I believe there are only two kinds of film reviewers.
There are those who fixate angrily on what they perceive as mistakes or flaws in a movie, such as plot inconsistencies, plausibility problems, dodgy special effects and minor technical gaffes. These reviewers are known the world over as nerds.
And there are other reviewers – I call this bunch the critics – who try to rise above such superficial trivia in order to grasp the soul and energy of a movie, the gamble that it takes by mixing diverse elements in an intriguing way.
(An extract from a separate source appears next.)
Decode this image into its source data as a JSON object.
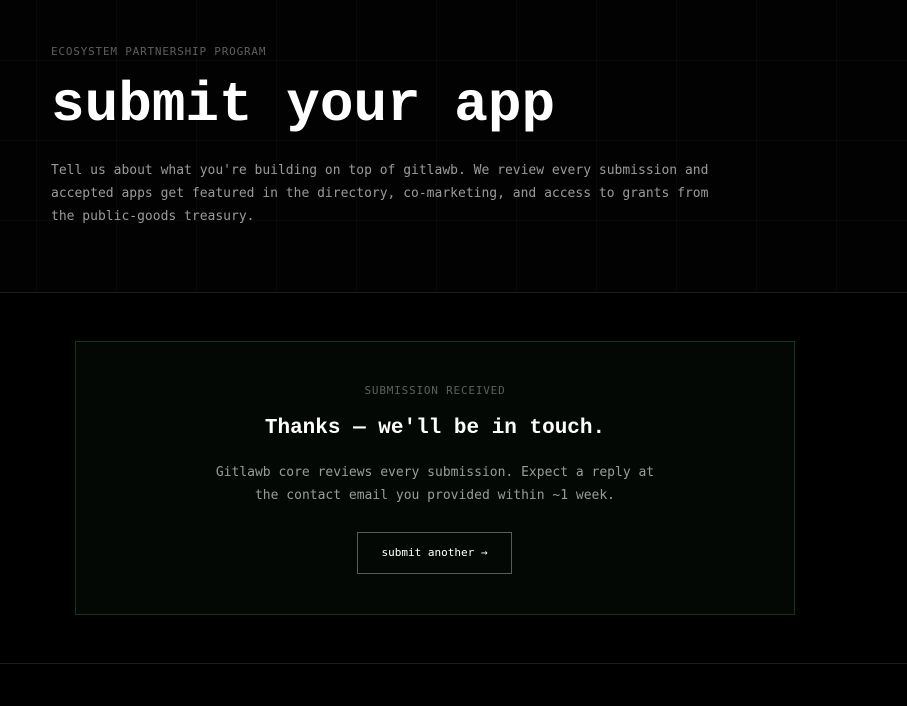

I suspect that The Long Kiss Goodnight is a film for critics, not nerds. It is also for anyone who can appreciate an exciting, hilarious, sometimes outrageous piece of action cinema.
Ingeniously devised by writer Shane Black (later the director of Kiss Kiss Bang Bang ) and director Renny Harlin as a vehicle for the superb Geena Davis, it tweaks the usual genre formula by casting a woman in the central role.
It is a big deal when women have identity crises in action movies (such as Jamie Lee Curtis did in Blue Steel , another great film that displeased nerds). Samantha (Davis) leads a cosy, settled life as a schoolteacher with amnesia until, one fateful day, traces of her old life catch up with her, and memories come flooding back.
Samantha was once Charly, a strong, sexy, hard-as-nails professional assassin. And now it seems that everyone, on both sides of the law, is out to eradicate her. Once she recovers her fighting, shooting and knife-throwing skills, Samantha scarcely needs her bumbling, irritating sidekick Mitch – a comic foil role played to the hilt by Samuel L. Jackson.
Harlin (Cliffhanger, 1993) is a fine filmmaker who, like Rowdy Herrington, embraces the fanciful nature of such tall tale plots, and revels in the extravagant style necessary to make them work. Amid all the wild split-second coincidences and hair-raising clinches, however, Black's screenplay cannily plants every set-up that somehow leads to a later, satisfying pay-off.
Those looking for a rousing feminist fantasy may be disappointed by the slightly disapproving, moralistic line on Samantha's behaviour that Mitch consistently dishes out. But, finally, such themes and messages matter little.
This is the busiest, cleverest, kinkiest action film produced in America since Assassins (1995) or Mission: Impossible (1996). And nerds found a lot to complain about in those two movies, didn't they?
© Adrian Martin January 1997